* [Exercise prompt] Leaving the pictures aside, repeat every line below exactly.

*** Opening Source material ***

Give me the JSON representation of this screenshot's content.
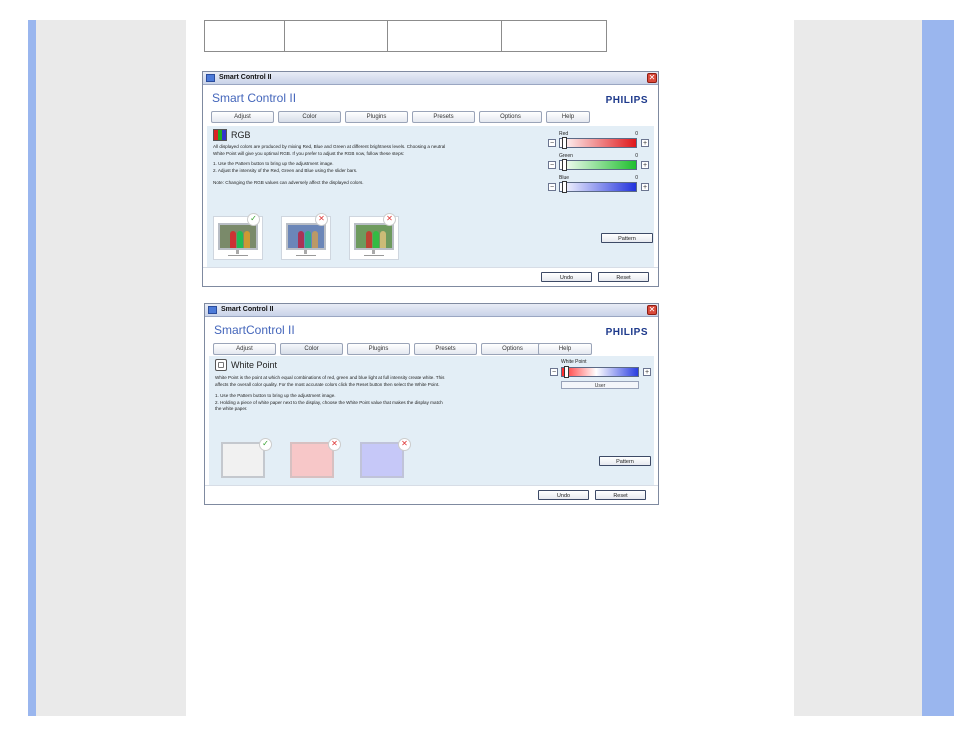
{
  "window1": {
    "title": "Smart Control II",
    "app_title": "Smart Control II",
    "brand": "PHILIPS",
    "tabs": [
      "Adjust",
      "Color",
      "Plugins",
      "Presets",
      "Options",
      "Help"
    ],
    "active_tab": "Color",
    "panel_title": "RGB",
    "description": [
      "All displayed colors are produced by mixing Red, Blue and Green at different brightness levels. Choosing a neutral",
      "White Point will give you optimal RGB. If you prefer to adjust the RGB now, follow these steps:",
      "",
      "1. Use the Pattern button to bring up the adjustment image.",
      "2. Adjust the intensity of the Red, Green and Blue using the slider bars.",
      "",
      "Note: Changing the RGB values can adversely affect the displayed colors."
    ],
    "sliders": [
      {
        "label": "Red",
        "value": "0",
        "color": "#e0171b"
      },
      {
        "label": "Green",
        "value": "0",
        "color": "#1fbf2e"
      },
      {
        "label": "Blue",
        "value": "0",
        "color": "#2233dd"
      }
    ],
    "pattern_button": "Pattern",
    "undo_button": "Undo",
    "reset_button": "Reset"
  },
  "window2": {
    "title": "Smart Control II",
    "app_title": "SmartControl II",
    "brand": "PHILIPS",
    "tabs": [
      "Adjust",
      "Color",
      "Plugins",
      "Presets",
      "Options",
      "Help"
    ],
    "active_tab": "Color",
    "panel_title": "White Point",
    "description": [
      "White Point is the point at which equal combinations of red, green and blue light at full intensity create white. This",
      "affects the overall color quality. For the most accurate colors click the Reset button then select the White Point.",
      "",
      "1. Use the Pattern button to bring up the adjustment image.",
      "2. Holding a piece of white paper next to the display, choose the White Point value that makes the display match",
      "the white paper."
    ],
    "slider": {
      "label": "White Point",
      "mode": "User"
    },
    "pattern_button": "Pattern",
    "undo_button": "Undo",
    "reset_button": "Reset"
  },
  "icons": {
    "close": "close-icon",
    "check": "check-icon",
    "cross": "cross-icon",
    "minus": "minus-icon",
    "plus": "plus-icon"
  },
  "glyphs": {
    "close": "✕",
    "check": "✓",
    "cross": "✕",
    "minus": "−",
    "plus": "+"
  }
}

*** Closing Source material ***

* [Reply]
Give me the JSON representation of this screenshot's content.
{
  "window1": {
    "title": "Smart Control II",
    "app_title": "Smart Control II",
    "brand": "PHILIPS",
    "tabs": [
      "Adjust",
      "Color",
      "Plugins",
      "Presets",
      "Options",
      "Help"
    ],
    "active_tab": "Color",
    "panel_title": "RGB",
    "description": [
      "All displayed colors are produced by mixing Red, Blue and Green at different brightness levels. Choosing a neutral",
      "White Point will give you optimal RGB. If you prefer to adjust the RGB now, follow these steps:",
      "",
      "1. Use the Pattern button to bring up the adjustment image.",
      "2. Adjust the intensity of the Red, Green and Blue using the slider bars.",
      "",
      "Note: Changing the RGB values can adversely affect the displayed colors."
    ],
    "sliders": [
      {
        "label": "Red",
        "value": "0",
        "color": "#e0171b"
      },
      {
        "label": "Green",
        "value": "0",
        "color": "#1fbf2e"
      },
      {
        "label": "Blue",
        "value": "0",
        "color": "#2233dd"
      }
    ],
    "pattern_button": "Pattern",
    "undo_button": "Undo",
    "reset_button": "Reset"
  },
  "window2": {
    "title": "Smart Control II",
    "app_title": "SmartControl II",
    "brand": "PHILIPS",
    "tabs": [
      "Adjust",
      "Color",
      "Plugins",
      "Presets",
      "Options",
      "Help"
    ],
    "active_tab": "Color",
    "panel_title": "White Point",
    "description": [
      "White Point is the point at which equal combinations of red, green and blue light at full intensity create white. This",
      "affects the overall color quality. For the most accurate colors click the Reset button then select the White Point.",
      "",
      "1. Use the Pattern button to bring up the adjustment image.",
      "2. Holding a piece of white paper next to the display, choose the White Point value that makes the display match",
      "the white paper."
    ],
    "slider": {
      "label": "White Point",
      "mode": "User"
    },
    "pattern_button": "Pattern",
    "undo_button": "Undo",
    "reset_button": "Reset"
  },
  "icons": {
    "close": "close-icon",
    "check": "check-icon",
    "cross": "cross-icon",
    "minus": "minus-icon",
    "plus": "plus-icon"
  },
  "glyphs": {
    "close": "✕",
    "check": "✓",
    "cross": "✕",
    "minus": "−",
    "plus": "+"
  }
}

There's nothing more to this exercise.